On 21 January 2016, the Court of Justice interpreted in its preliminary ruling in Eturas what constitutes a concerted practice in the context of a unilateral announcement in an online booking system. In its answer to a reference from the Supreme Administrative Court of Lithuania, the Court of Justice clarified under which conditions the existence of a concerted practice may be presumed and rebutted.

The Lithuanian Competition Council had fined several travel agencies for capping the discounts that they applied to online bookings. The agencies used the travel booking system E-TURAS, developed by the company Eturas, to offer tours to their customers. In August 2012, the administrator of this system sent a notice to the agents informing them that they should apply a maximum discount of 3 per cent to their bookings. In addition, a technical restriction was introduced by Eturas to cap the discounts that could be entered in the booking system at 3 per cent. According to the Competition Council, this meant that Eturas and the agents participated in a concerted practice.

The travel agents appealed, stating that they could not be held liable for the unilateral behaviour of Eturas. Some of the agents argued that they had not read the message, not restricted their discounts or not even sold the relevant product. The Supreme Administrative Court decided to make a preliminary reference to the Court of Justice, essentially asking whether the unilateral dispatch of the system notice is sufficient evidence to presume that the travel agents knew or should have known about the restriction of discounts, on the basis of which they were liable for a concerted practice.

The Court of Justice firstly considered that although the assessment of evidence is strictly speaking a matter for national law, it would be contrary to the presumption of innocence to infer the awareness of the travel agents on the sole basis that the message was dispatched to them. In the absence of awareness, participation in the concerted practice cannot be inferred from just the technical restriction that was introduced by E-TURAS. Nevertheless, if there are also other objective and consistent indicia present, national courts are not precluded from applying a rebuttable presumption of awareness. Furthermore, if the travel agents were aware or ought to be aware of the message, their participation in the concerted practice may be presumed.

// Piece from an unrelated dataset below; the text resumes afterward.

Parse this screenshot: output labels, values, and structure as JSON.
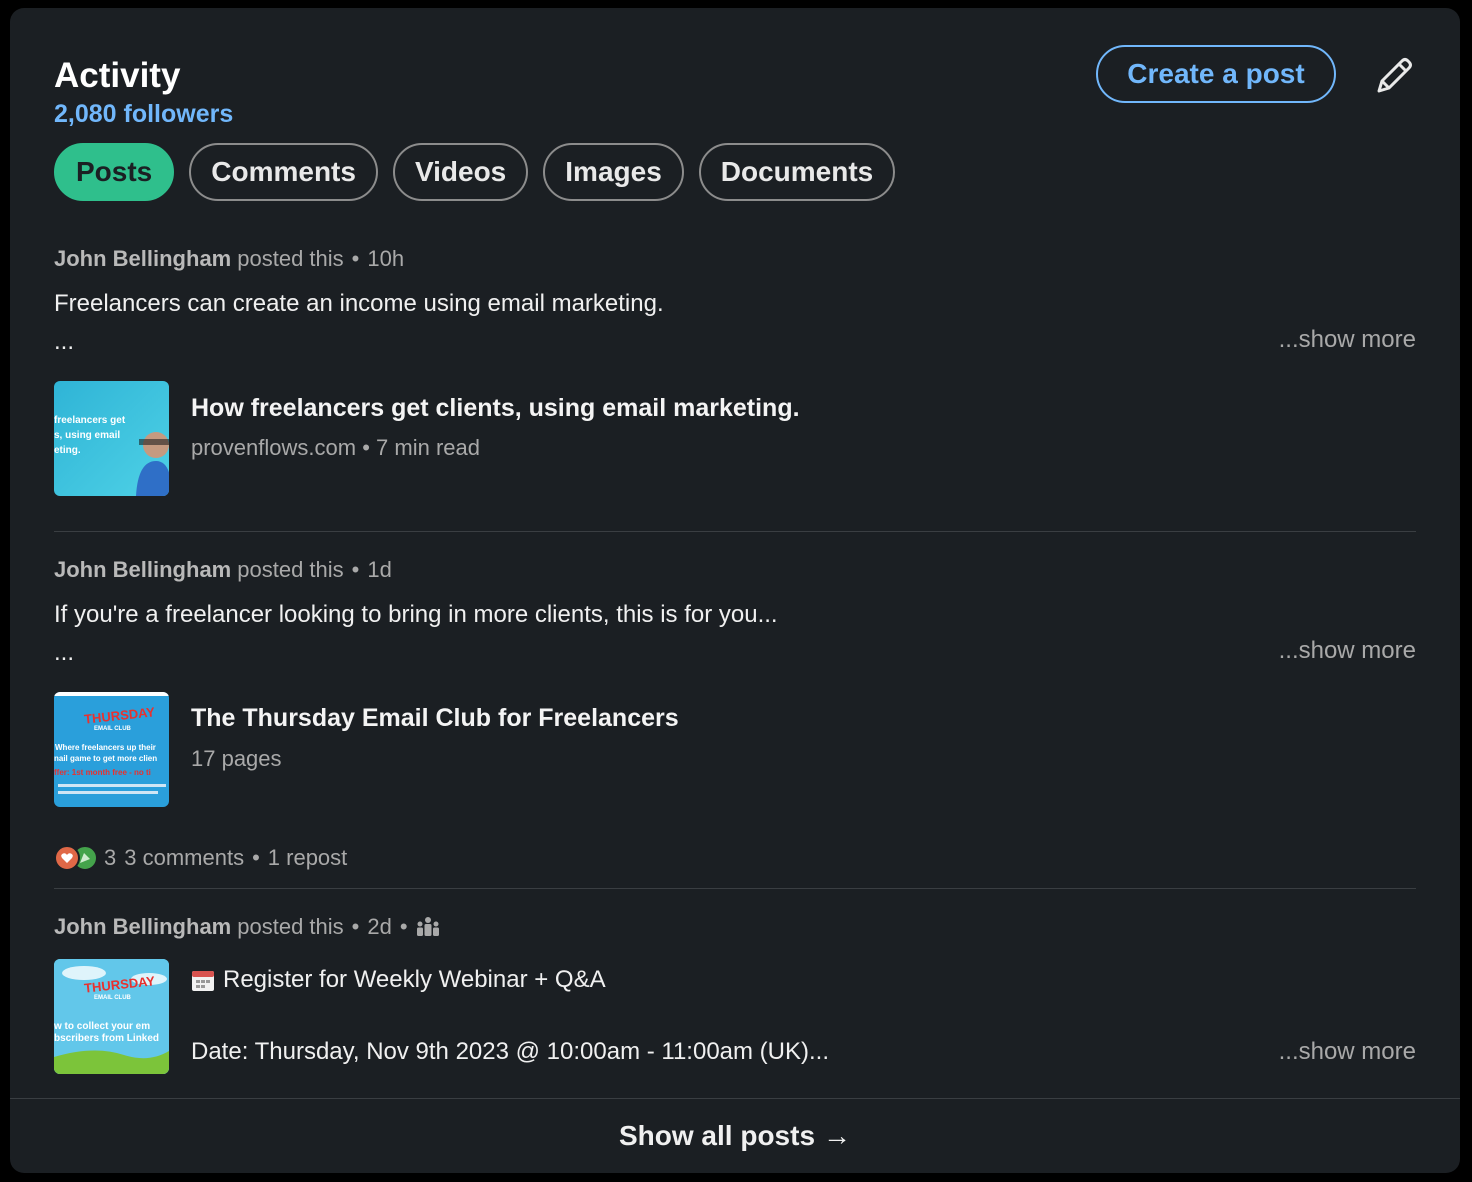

The travel agents can rebut this presumption by reporting the restriction to the administrative authorities, or by publicly distancing themselves from the message. In this case, where it was impossible to identify all recipients of the message, the agent was not required to send a declaration to all the addressees. Instead, it would suffice to send 'a clear and express objection' to the administrator of E-TURAS. [See also our newsletter article on Toshiba below, from which it follows that the concept of public distancing should be dealt with on a case-by-case basis]. Interestingly, the Court of Justice added that these options are not exhaustive. A rebuttal by other means is also possible, for example, by adducing evidence that a discount exceeding the cap has been systematically applied.

This case appears to demonstrate a tendency towards a more nuanced approach in the assessment of concerted practices by unilateral announcements. A few months ago, the Court ruled in Total that publicly distancing itself is not the only means to rebut the presumption of a concerted practice or agreement [see our October 2015 newsletter]. Following the current judgment, the Commission issued a statement in which it indicated that it will review the implications of the ruling for the standard of proof in cartel cases where communication took place via online database systems.